As shown in the first chart, the euro tends to depreciate against the dollar when the spread between US and German 2-year bond yields widens. For instance, in 2014, when the yield spread increased by 62 bps, the euro fell by 12% against the dollar. This happened when the Fed’s and ECB’s monetary policies started to diverge: while the Fed began its tapering, the ECB announced the implementation of unconventional monetary policy measures. Since then interest rate differentials have steadily increased and the euro has continued to lose value against the dollar.
In 2017, the monetary-policy stances of the US and euro area look set to diverge even further. According to the FOMC (Federal Open Market Committee) members’ forecasts, the Fed Funds rate will be raised by 0.75 bps (see the Focus «The Fed’s strategy in 2017: firmer steps but still cautious» in this Monthly Report). Meanwhile the ECB has announced it will extend its asset purchase programme to December 2017 and does not expect to start raising the benchmark rate until mid-2019. In order to determine the direct impact of interest rates on the exchange rate, we have analysed the historical relationship between the interest rate spread and the exchange rate on the days when there has been an FOMC meeting.1 We found that, although the dollar has appreciated considerably over the last few quarters, it still has room to run. For instance, should the spread widen by 20 bps in 2017, as the Consensus of analysts forecasts, the dollar will appreciate by 1.7% this year. However, if CaixaBank Research forecasts are confirmed and the spread increases by 75 bps, the dollar will come very close to parity with the euro.

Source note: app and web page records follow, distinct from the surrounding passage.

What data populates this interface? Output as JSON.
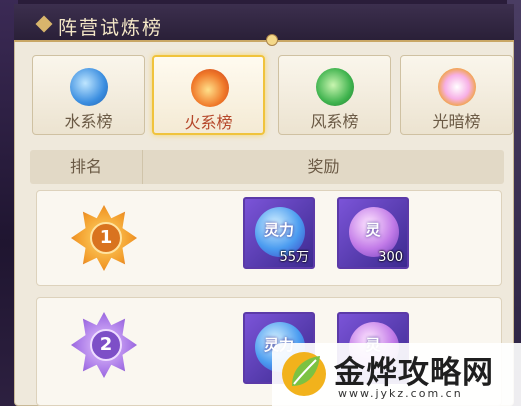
{
  "window": {
    "title": "阵营试炼榜"
  },
  "tabs": [
    {
      "label": "水系榜",
      "icon": "water-element-icon",
      "active": false
    },
    {
      "label": "火系榜",
      "icon": "fire-element-icon",
      "active": true
    },
    {
      "label": "风系榜",
      "icon": "wind-element-icon",
      "active": false
    },
    {
      "label": "光暗榜",
      "icon": "light-dark-element-icon",
      "active": false
    }
  ],
  "table": {
    "headers": {
      "rank": "排名",
      "reward": "奖励"
    },
    "rows": [
      {
        "rank": "1",
        "rewards": [
          {
            "name": "灵力",
            "count": "55万"
          },
          {
            "name": "灵",
            "count": "300"
          }
        ]
      },
      {
        "rank": "2",
        "rewards": [
          {
            "name": "灵力",
            "count": ""
          },
          {
            "name": "灵",
            "count": ""
          }
        ]
      }
    ]
  },
  "watermark": {
    "text": "金烨攻略网",
    "url": "www.jykz.com.cn"
  },
  "colors": {
    "accent": "#f0c33c",
    "title_bar": "#2f2440",
    "panel": "#efe9dc"
  }
}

Nevertheless, beyond the dollar’s upward trend, the exchange rate will still be relatively volatile, partly because of highly uncertain factors that could influence the monetary-policy stance of both the Fed and ECB, such as the effect of the policies implemented by the Trump administration, the consequences of Brexit or the various elections in Europe over the coming months.
1. The benchmark period is 2006-2016.